Serving the Fullerton Community Since 1922

The Hornet

Fullerton College to host 21st annual Kwanzaa celebration

The FC Ethnic Studies Department and Umoja Program will co-host the 21st annual Kwanzaa celebration on Friday, Dec. 8 from 6 to 9 p.m. inside the Wilshire Auditorium.

The event’s special guest speaker will be Dr. Maulana Karenga, the founder of Kwanzaa. He is a professor and chair department of Africana studies at California State University, Long Beach.

Karenga is recognized as an influential figure who has had a long lasting impact on black intellectual and political culture since the 1960s. He has played a vital role in an extensive amount of accomplishments ranging from the Black Arts Movement, Black Studies, the Black Power Movement, and many more.

“I think [Dr. Maulana Karenga] is a visionary,” Antonio Banks, director of the FC Umoja Program said. “To be able to put forth a holiday, I don’t even know how you start a holiday. I think something like that takes vision and passion. He seems like he’s embodied those things.”

The event’s theme is Kuumba, which is one of the seven principles of Kwanzaa. The word means creativity, or more specifically, “to do always as much as we can, in the way we can, in order to leave our community more beautiful and beneficial than we inherited it.”

“Our goal with this entire event is to really higlight the role of art and creating a more beautiful community,” Arnetta Smith, professor of ethnic studies said.

“I really wanted to highlight the role of black artists and how art helps us move through the world. Art helps us heal from some of the oppression that we experience as black people living in the United States,” Smith said.

The Kwanzaa event is free for everyone to enjoy. Reception and food begins at 6 p.m. Meanwhile, the formal Kwanzaa program will begin at 7 p.m.

Entertainment will include performances by the KIPP’s Academy of Opportunity Youth Drumline, students and faculty. Professor Ernest Bridges will be directing the Kwanzaa ceremony.

“I’m really looking forward to meeting Dr. Karenga,” Smith said. “I got my [bachelor’s degree] in African-American studies so I’ve been studying him for years. And now I’m teaching about him and his philosophy in some of my classes. So just being able to actually meet him and get the chance to interact with him, I’m excited.”
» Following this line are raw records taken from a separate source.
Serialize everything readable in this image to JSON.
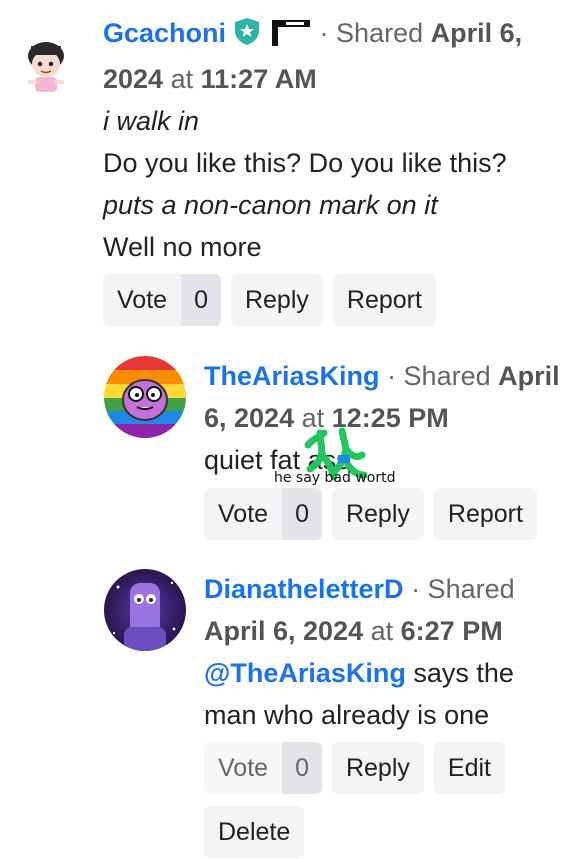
{
  "comments": [
    {
      "username": "Gcachoni",
      "shared_prefix": "· Shared",
      "date": "April 6,",
      "date2": "2024",
      "at": "at",
      "time": "11:27 AM",
      "lines": [
        "i walk in",
        "Do you like this? Do you like this?",
        "puts a non-canon mark on it",
        "Well no more"
      ],
      "vote_label": "Vote",
      "vote_count": "0",
      "reply_label": "Reply",
      "report_label": "Report"
    },
    {
      "username": "TheAriasKing",
      "shared_prefix": "· Shared",
      "date": "April",
      "date2": "6, 2024",
      "at": "at",
      "time": "12:25 PM",
      "text": "quiet fat ass",
      "scribble": "he say bad wortd",
      "vote_label": "Vote",
      "vote_count": "0",
      "reply_label": "Reply",
      "report_label": "Report"
    },
    {
      "username": "DianatheletterD",
      "shared_prefix": "· Shared",
      "date": "April 6, 2024",
      "at": "at",
      "time": "6:27 PM",
      "mention": "@TheAriasKing",
      "text_after_mention": "says the",
      "text_line2": "man who already is one",
      "vote_label": "Vote",
      "vote_count": "0",
      "reply_label": "Reply",
      "edit_label": "Edit",
      "delete_label": "Delete"
    }
  ],
  "colors": {
    "username": "#1a73e8",
    "button_bg": "#f3f4f6",
    "badge": "#2bb3a3",
    "scribble": "#22c55e"
  },
  "icons": [
    "moderator-shield-icon",
    "flag-glyph-icon"
  ]
}
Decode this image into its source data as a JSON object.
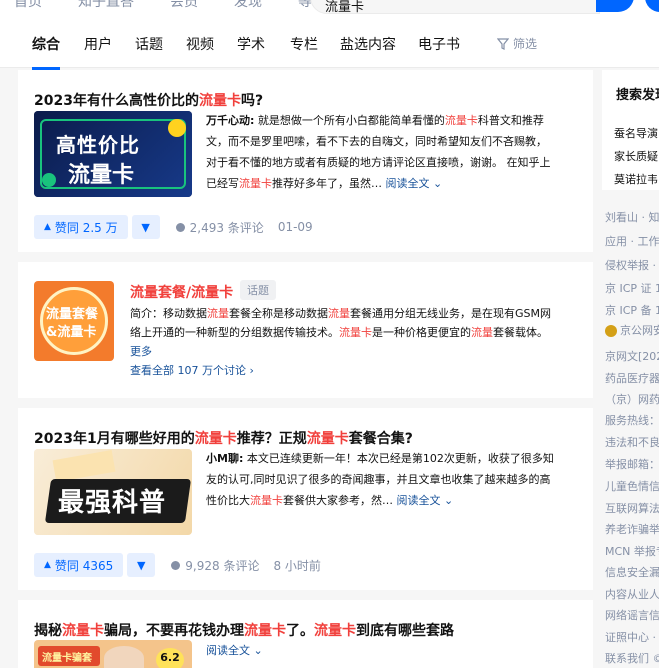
{
  "topnav": [
    "首页",
    "知乎直答",
    "会员",
    "发现",
    "等你来答"
  ],
  "search": {
    "query": "流量卡"
  },
  "tabs": [
    "综合",
    "用户",
    "话题",
    "视频",
    "学术",
    "专栏",
    "盐选内容",
    "电子书"
  ],
  "filter_label": "筛选",
  "cards": [
    {
      "title_pre": "2023年有什么高性价比的",
      "title_hl": "流量卡",
      "title_post": "吗?",
      "thumb_text1": "高性价比",
      "thumb_text2": "流量卡",
      "excerpt_author": "万千心动:",
      "excerpt_l1_pre": " 就是想做一个所有小白都能简单看懂的",
      "excerpt_l1_hl": "流量卡",
      "excerpt_l1_post": "科普文和推荐",
      "excerpt_l2": "文，而不是罗里吧嗦，看不下去的自嗨文，同时希望知友们不吝赐教，",
      "excerpt_l3": "对于看不懂的地方或者有质疑的地方请评论区直接喷，谢谢。 在知乎上",
      "excerpt_l4_pre": "已经写",
      "excerpt_l4_hl": "流量卡",
      "excerpt_l4_post": "推荐好多年了，虽然…",
      "read_more": "阅读全文",
      "vote": "赞同 2.5 万",
      "comments": "2,493 条评论",
      "date": "01-09"
    },
    {
      "title_pre": "2023年1月有哪些好用的",
      "title_hl": "流量卡",
      "title_mid": "推荐？正规",
      "title_hl2": "流量卡",
      "title_post": "套餐合集?",
      "thumb_text": "最强科普",
      "excerpt_author": "小M聊:",
      "excerpt_l1": " 本文已连续更新一年！本次已经是第102次更新，收获了很多知",
      "excerpt_l2": "友的认可,同时见识了很多的奇闻趣事，并且文章也收集了越来越多的高",
      "excerpt_l3_pre": "性价比大",
      "excerpt_l3_hl": "流量卡",
      "excerpt_l3_post": "套餐供大家参考，然…",
      "read_more": "阅读全文",
      "vote": "赞同 4365",
      "comments": "9,928 条评论",
      "date": "8 小时前"
    },
    {
      "title_pre": "揭秘",
      "title_hl": "流量卡",
      "title_mid": "骗局，不要再花钱办理",
      "title_hl2": "流量卡",
      "title_mid2": "了。",
      "title_hl3": "流量卡",
      "title_post": "到底有哪些套路",
      "thumb_text": "流量卡骗套",
      "thumb_badge": "6.2",
      "read_more": "阅读全文"
    }
  ],
  "topic": {
    "img_text1": "流量套餐",
    "img_text2": "&流量卡",
    "name": "流量套餐/流量卡",
    "tag": "话题",
    "desc_label": "简介：",
    "desc_l1_a": "移动数据",
    "desc_l1_hl": "流量",
    "desc_l1_b": "套餐全称是移动数据",
    "desc_l1_hl2": "流量",
    "desc_l1_c": "套餐通用分组无线业务，是在现有GSM网",
    "desc_l2_a": "络上开通的一种新型的分组数据传输技术。",
    "desc_l2_hl": "流量卡",
    "desc_l2_b": "是一种价格更便宜的",
    "desc_l2_hl2": "流量",
    "desc_l2_c": "套餐载体。",
    "more": "更多",
    "link": "查看全部 107 万个讨论"
  },
  "sidebar": {
    "title": "搜索发现",
    "items": [
      "蚕名导演",
      "家长质疑",
      "莫诺拉韦"
    ]
  },
  "footer": [
    "刘看山 · 知乎",
    "应用 · 工作",
    "侵权举报 · 网",
    "京 ICP 证 11",
    "京 ICP 备 13",
    "京公网安",
    "京网文[2022",
    "药品医疗器械",
    "（京）网药",
    "服务热线：",
    "违法和不良",
    "举报邮箱：",
    "儿童色情信",
    "互联网算法",
    "养老诈骗举",
    "MCN 举报专",
    "信息安全漏",
    "内容从业人",
    "网络谣言信",
    "证照中心 ·",
    "联系我们 ©"
  ],
  "colors": {
    "accent": "#0066ff",
    "highlight": "#f1403c",
    "link": "#175199",
    "muted": "#8590a6"
  }
}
To learn more about the event, please contact Arnetta Smith at [email protected].